> read that the axon of the neuron in some reptilians does grow back but
> not the neuron itself.
> Tell me more about this birds capacity, for example, what happens, does
> the neuron itself grow back or is it just the axon? If it is the neuron,
> how does it happen, are there any replicating neurological cells, I've
> never heard of any but who knows? What about regeneration of whole
> members such as a leg, it happens in reptilians, I don't remember
> happening in birds, is this true? How do you explain it? Do you have
> links for more information?

I will research this for you. In the meantime, the only source of
information I can think of is a Discover Magazine from a few years back
with an article called "Bird Brains." Go to the periodical section of
your local library. Can anyone else help here?
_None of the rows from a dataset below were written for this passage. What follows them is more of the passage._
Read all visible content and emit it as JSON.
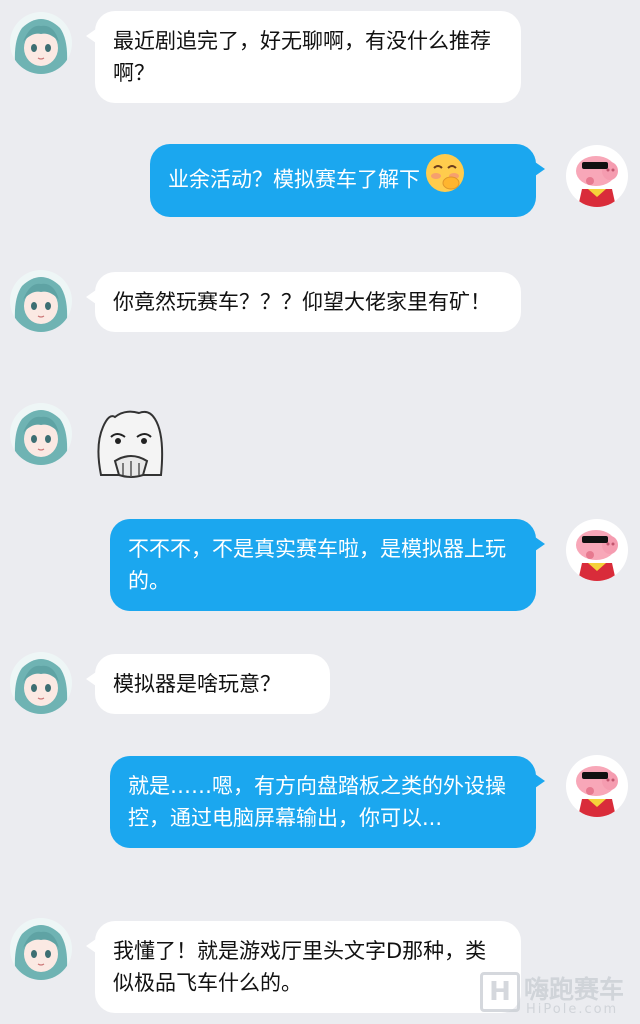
{
  "messages": [
    {
      "side": "left",
      "text": "最近剧追完了，好无聊啊，有没什么推荐啊？"
    },
    {
      "side": "right",
      "text": "业余活动？模拟赛车了解下",
      "trailing_emoji": "blushing-covering-mouth-emoji"
    },
    {
      "side": "left",
      "text": "你竟然玩赛车？？？仰望大佬家里有矿！"
    },
    {
      "side": "left",
      "sticker": "shocked-face-sticker"
    },
    {
      "side": "right",
      "text": "不不不，不是真实赛车啦，是模拟器上玩的。"
    },
    {
      "side": "left",
      "text": "模拟器是啥玩意？"
    },
    {
      "side": "right",
      "text": "就是……嗯，有方向盘踏板之类的外设操控，通过电脑屏幕输出，你可以..."
    },
    {
      "side": "left",
      "text": "我懂了！就是游戏厅里头文字D那种，类似极品飞车什么的。"
    }
  ],
  "avatars": {
    "left": "anime-girl-avatar",
    "right": "peppa-pig-sunglasses-avatar"
  },
  "watermark": {
    "title": "嗨跑赛车",
    "domain": "HiPole.com",
    "logo_letter": "H"
  },
  "colors": {
    "background": "#ebecf0",
    "incoming_bubble": "#ffffff",
    "outgoing_bubble": "#1ba7ef"
  }
}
> > If you have no evidence or proofs, what is the source of this "belief" of
> > yours. Also, what purpose does this belief serve? Are you afraid of
> > being "undecided"?
> I guess it's a bit irrational (when you don't have any evidences and
> need to draw conclusions, you use your balls right?)

No, I don't. I find my balls are very good at making logical
deductions. What do women do?

> I lived with my
> brain all my life and so far I had no problems. That's probably why I
> feel so reluctant in changing my brain.

Your brain is changing all the time. Personally, I'd like more control
over the way my brain is changing. Do you know anyone with Alzheimer's?
There's a change I'd prefer not to have.

> > What makes you think the brain is the only platform for consciouness? It
> > sounds like a very religious and anthropocentric assumption.
> It's my only platform for intelligent (I don't like much the word
> "consciousness"), I think there is intelligent life in the universe
> besides ours, I think in the future we will built computers much more
> intelligent than us. For me, as an individual, my only platform is my
> brain.

You're going to let computers become more intelligent than you? Haven't
you seen Terminator 2 ?!?

When computers are more intelligent than you, your only usefullness will
be in a zoo or museum.

I don't plan on being obsolete.